Sachin Narke, head-HR and chief learning officer, Forbes Marshall, seconds the thought that innovation cannot be constrained by distractions. “In fact, in the last few months, the shift to ‘virtual’ has led to many innovative practices. It has really pushed people to think out of the box. In my experience, many new ways of working have come up. For instance, we are in a business where we have always believed in establishing a relationship of trust with the customers. As a part of our business policy, we must build a rapport with the customers and visit them. Going by that logic, now that we cannot meet them physically, our business should have gone down. However, our customers also understood the circumstances and appreciated our new model of operations, which makes us confident of getting business even if this situation prolongs,” Narke points out. He agrees that while the warmth of meeting people is deeply missed, new ways to enhance innovations have emerged. To prove his point, Narke goes on to inform how virtual inspection, which was unheard of before, has become a reality now.
With such diverse points of view on the subject, the question that comes to our mind is, ‘What can companies do to endorse a healthy work environment, which can bolster the creative process?’ Roy suggests, “We have to start building an ecosystem around work — what can one do other than work? Once the pandemic is over, people can engage in hobbies because I believe absolute zero human interaction is not going to help. At least not in our generation.
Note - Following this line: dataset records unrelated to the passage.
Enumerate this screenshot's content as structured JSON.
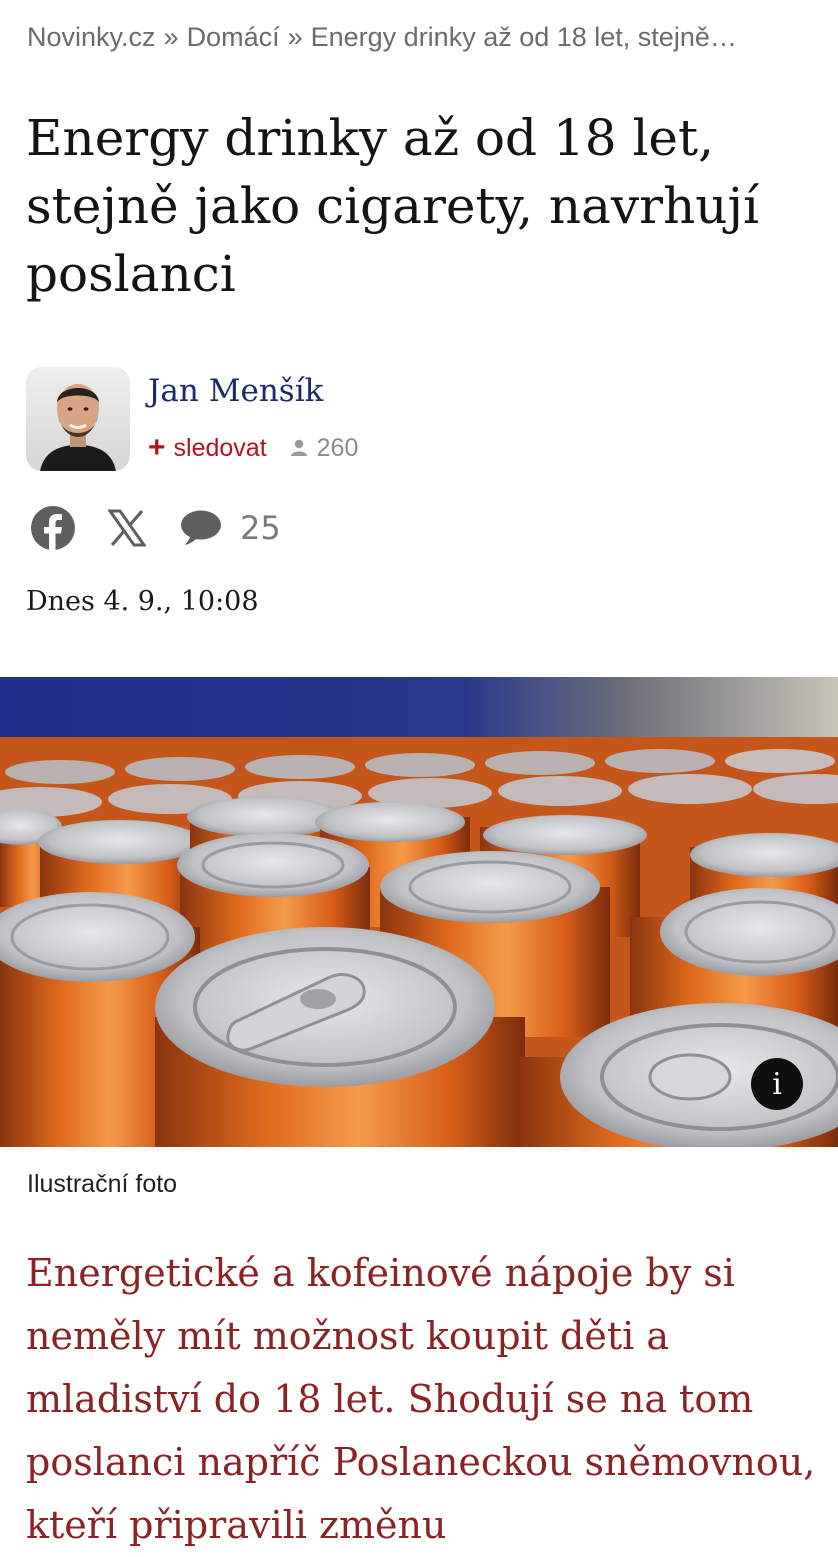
{
  "breadcrumb": {
    "site": "Novinky.cz",
    "separator": "»",
    "section": "Domácí",
    "current": "Energy drinky až od 18 let, stejně…"
  },
  "article": {
    "headline": "Energy drinky až od 18 let, stejně jako cigarety, navrhují poslanci",
    "author": {
      "name": "Jan Menšík",
      "follow_symbol": "+",
      "follow_label": "sledovat",
      "followers_count": "260"
    },
    "share": {
      "facebook_icon": "facebook-icon",
      "x_icon": "x-icon",
      "comments_icon": "comment-bubble-icon",
      "comments_count": "25"
    },
    "date": "Dnes 4. 9., 10:08",
    "photo": {
      "info_label": "i",
      "caption": "Ilustrační foto"
    },
    "perex": "Energetické a kofeinové nápoje by si neměly mít možnost koupit děti a mladiství do 18 let. Shodují se na tom poslanci napříč Poslaneckou sněmovnou, kteří připravili změnu"
  },
  "colors": {
    "accent_red": "#b0141c",
    "perex_red": "#8a2226",
    "author_blue": "#1c2a6b",
    "muted_gray": "#6b6b6b"
  }
}
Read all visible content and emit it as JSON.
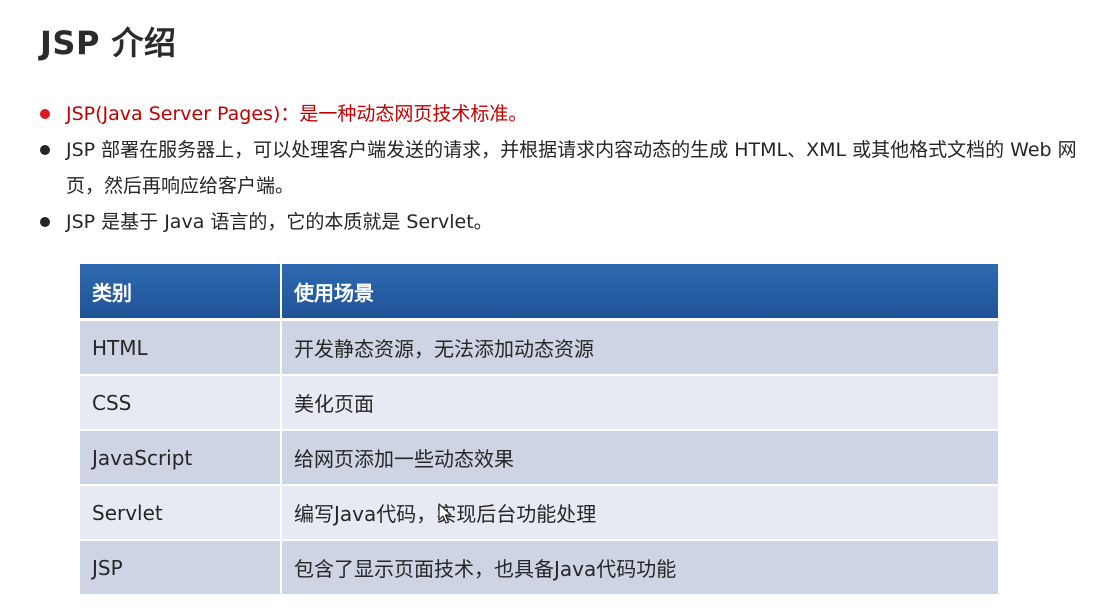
{
  "title": "JSP 介绍",
  "bullets": [
    {
      "text": "JSP(Java Server Pages)：是一种动态网页技术标准。",
      "color": "#c00000"
    },
    {
      "text": "JSP 部署在服务器上，可以处理客户端发送的请求，并根据请求内容动态的生成 HTML、XML 或其他格式文档的 Web 网页，然后再响应给客户端。",
      "color": "#262626"
    },
    {
      "text": "JSP 是基于 Java 语言的，它的本质就是 Servlet。",
      "color": "#262626"
    }
  ],
  "table": {
    "headers": [
      "类别",
      "使用场景"
    ],
    "rows": [
      [
        "HTML",
        "开发静态资源，无法添加动态资源"
      ],
      [
        "CSS",
        "美化页面"
      ],
      [
        "JavaScript",
        "给网页添加一些动态效果"
      ],
      [
        "Servlet",
        "编写Java代码，实现后台功能处理"
      ],
      [
        "JSP",
        "包含了显示页面技术，也具备Java代码功能"
      ]
    ],
    "header_color": "#2a62a8",
    "row_colors": [
      "#cdd4e3",
      "#e7eaf2"
    ]
  },
  "cursor_icon": "mouse-pointer-icon"
}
May be the next generation that is getting schooled this way may manage.”
With work from home, one is expected to be available at all times and capable of dialling in anytime. The energy and mind space required for creativity to thrive is diminishing.
As for Sinha, the answer is simple. Companies must ensure that engaging and interactive activities continue even when not working in the office environment, to bring in variety to an employee’s life. “Everyone has a core job which they do for a living and which they have adjusted to doing in the new normal, in the past few months. But a counter balance is required, which can be achieved by assigning them other projects that will give them some variety, and encouraging them to participate in engagement activities and other social engagement setups. They can communicate with people who are not doing the same job.” He also insists that employees should get a chance to socialise and make work more engaging.
The HR fraternity seems divided on whether or not remote working stunts creativity and innovation. However, given the fact that remote working may become a permanent reality in many places in the future, this is one more aspect that HR professionals may want to look into!